Feb. 14, 2014
Poor But Honest
She was poor, but she was honest,
Victim of the squire's whim:
First he loved her, then he left her,
And she lost her honest name.
Then she ran away to London,
For to hide her grief and shame;
There she met another squire,
And she lost her name again.
See her riding in her carriage,
In the Park and all so gay:
All the nibs and nobby persons
Come to pass the time of day.
See the little old-world village
Where her aged parents live,
Drinking the champagne she sends them;
But they never can forgive.
In the rich man's arms she flutters,
Like a bird with broken wing:
First he loved her, then he left her,
And she hasn't got a ring.
See him in the splendid mansion,
Entertaining with the best,
While the girl that he has ruined,
Entertains a sordid guest.
See him in the House of Commons,
Making laws to put down crime,

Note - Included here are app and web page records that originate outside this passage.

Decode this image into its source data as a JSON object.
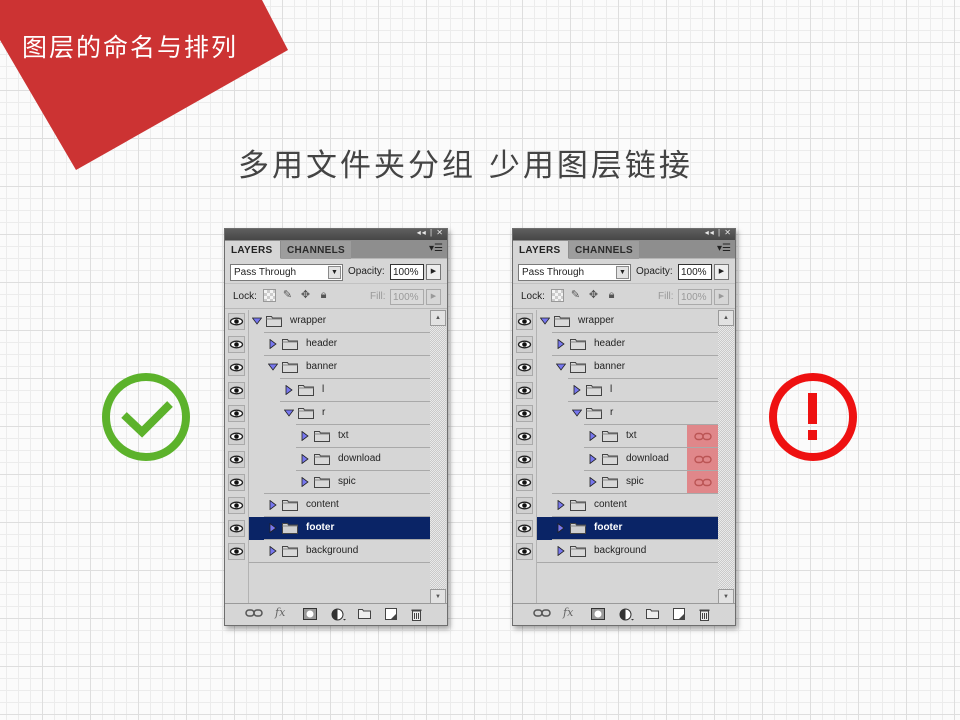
{
  "corner": {
    "title": "图层的命名与排列",
    "color": "#cc3333"
  },
  "subtitle": "多用文件夹分组  少用图层链接",
  "good_icon": {
    "name": "check-circle",
    "color": "#5cb22b"
  },
  "bad_icon": {
    "name": "exclamation-circle",
    "color": "#ee1111"
  },
  "panels": [
    {
      "id": "good",
      "tabs": {
        "layers": "LAYERS",
        "channels": "CHANNELS"
      },
      "blend_mode": "Pass Through",
      "opacity_label": "Opacity:",
      "opacity": "100%",
      "lock_label": "Lock:",
      "fill_label": "Fill:",
      "fill": "100%",
      "layers": [
        {
          "name": "wrapper",
          "depth": 0,
          "expanded": true,
          "linked": false,
          "selected": false
        },
        {
          "name": "header",
          "depth": 1,
          "expanded": false,
          "linked": false,
          "selected": false
        },
        {
          "name": "banner",
          "depth": 1,
          "expanded": true,
          "linked": false,
          "selected": false
        },
        {
          "name": "l",
          "depth": 2,
          "expanded": false,
          "linked": false,
          "selected": false
        },
        {
          "name": "r",
          "depth": 2,
          "expanded": true,
          "linked": false,
          "selected": false
        },
        {
          "name": "txt",
          "depth": 3,
          "expanded": false,
          "linked": false,
          "selected": false
        },
        {
          "name": "download",
          "depth": 3,
          "expanded": false,
          "linked": false,
          "selected": false
        },
        {
          "name": "spic",
          "depth": 3,
          "expanded": false,
          "linked": false,
          "selected": false
        },
        {
          "name": "content",
          "depth": 1,
          "expanded": false,
          "linked": false,
          "selected": false
        },
        {
          "name": "footer",
          "depth": 1,
          "expanded": false,
          "linked": false,
          "selected": true
        },
        {
          "name": "background",
          "depth": 1,
          "expanded": false,
          "linked": false,
          "selected": false
        }
      ]
    },
    {
      "id": "bad",
      "tabs": {
        "layers": "LAYERS",
        "channels": "CHANNELS"
      },
      "blend_mode": "Pass Through",
      "opacity_label": "Opacity:",
      "opacity": "100%",
      "lock_label": "Lock:",
      "fill_label": "Fill:",
      "fill": "100%",
      "layers": [
        {
          "name": "wrapper",
          "depth": 0,
          "expanded": true,
          "linked": false,
          "selected": false
        },
        {
          "name": "header",
          "depth": 1,
          "expanded": false,
          "linked": false,
          "selected": false
        },
        {
          "name": "banner",
          "depth": 1,
          "expanded": true,
          "linked": false,
          "selected": false
        },
        {
          "name": "l",
          "depth": 2,
          "expanded": false,
          "linked": false,
          "selected": false
        },
        {
          "name": "r",
          "depth": 2,
          "expanded": true,
          "linked": false,
          "selected": false
        },
        {
          "name": "txt",
          "depth": 3,
          "expanded": false,
          "linked": true,
          "selected": false
        },
        {
          "name": "download",
          "depth": 3,
          "expanded": false,
          "linked": true,
          "selected": false
        },
        {
          "name": "spic",
          "depth": 3,
          "expanded": false,
          "linked": true,
          "selected": false
        },
        {
          "name": "content",
          "depth": 1,
          "expanded": false,
          "linked": false,
          "selected": false
        },
        {
          "name": "footer",
          "depth": 1,
          "expanded": false,
          "linked": false,
          "selected": true
        },
        {
          "name": "background",
          "depth": 1,
          "expanded": false,
          "linked": false,
          "selected": false
        }
      ]
    }
  ],
  "bottom_icons": [
    "link-layers-icon",
    "fx-icon",
    "mask-icon",
    "adjustment-icon",
    "new-group-icon",
    "new-layer-icon",
    "trash-icon"
  ],
  "bottom_glyphs": {
    "fx": "fx"
  }
}
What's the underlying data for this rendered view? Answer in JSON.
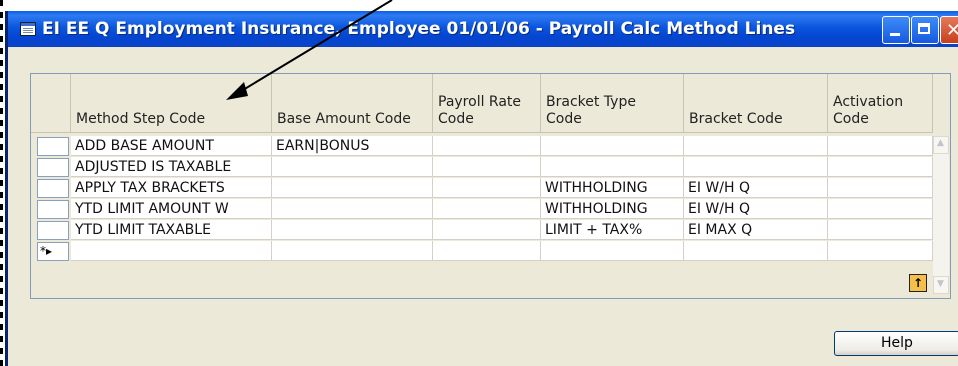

While the victim of his passions
Trails her way through mud and slime.
Standing on the bridge at midnight,
She says: 'Farewell, blighted Love.'
There's a scream, a splash-Good Heavens!
What is she a-doing of?
Then they drag her from the river,
Water from her clothes they wrang,
For they thought that she was drownded;
But the corpse got up and sang:
'It's the same the whole world over;
It's the poor that gets the blame,
It's the rich that get the pleasure.
Isn't it a blooming shame?'
Today is Valentine's Day, the day on which we celebrate love. The holiday was named in part for an early Christian priest, St. Valentine, who was martyred for his beliefs on this day in about 270 A.D. According to legend, the priest fell in love with his jailer's daughter, and just before his execution, he wrote her a love letter signed, "from your Valentine."
On this day in 1895, Oscar Wilde's play The Importance of Being Earnest opened in London (books by this author). He wrote the first draft in just 21 days, the fastest he'd ever written anything. The play tells the story of a man named Jack Worthing who pretends to have a younger brother named Earnest. Jack uses the imaginary Earnest as an excuse for getting out of all kinds of situations, and even pretends to be Earnest when that suits his purposes. At the same time, Jack's friend Algernon Moncrieff also begins impersonating the imaginary Earnest. When two women fall in love with Jack and Algernon, they both think they are in love with a man named Earnest. It comes out in the end that Jack and Algernon are themselves actually long-lost brothers.
Wilde said that The Importance of Being Earnest expressed his philosophy that "we should treat all the trivial things of life very seriously, and all the serious things of life with sincere and studied triviality." To a friend he wrote that The Importance of Being Earnest was "a trivial play ... written by a butterfly for butterflies." But it was his greatest success. The actor who played Algernon Moncrieff later said, "In my 53 years of acting, I never remember a greater triumph than the first night of The Importance of Being Earnest."
Wilde showed up at a rehearsal for the play a few days before the opening, wearing his trademark green carnation pinned onto a three-piece maroon suit. After watching the actors for a few minutes he said: "Yes, it is quite a good play. I remember I wrote one very like it myself, but it was even more brilliant than this."
It's the birthday of comedian Jack Benny, born Benjamin Kubelsky, in Waukegan, Illinois (1894), the son of a saloonkeeper. A violin prodigy, he hoped for a concert career, but by 17 was playing in vaudeville, where he discovered he was not only musical, but also very funny. His NBC radio program, The Jack Benny Show, began in 1932 and ran weekly for 23 years. His onstage character was a sour, exceedingly stingy person, a remarkably awful violin player, and perpetually 39 years old.
Be well, do good work, and keep in touch.®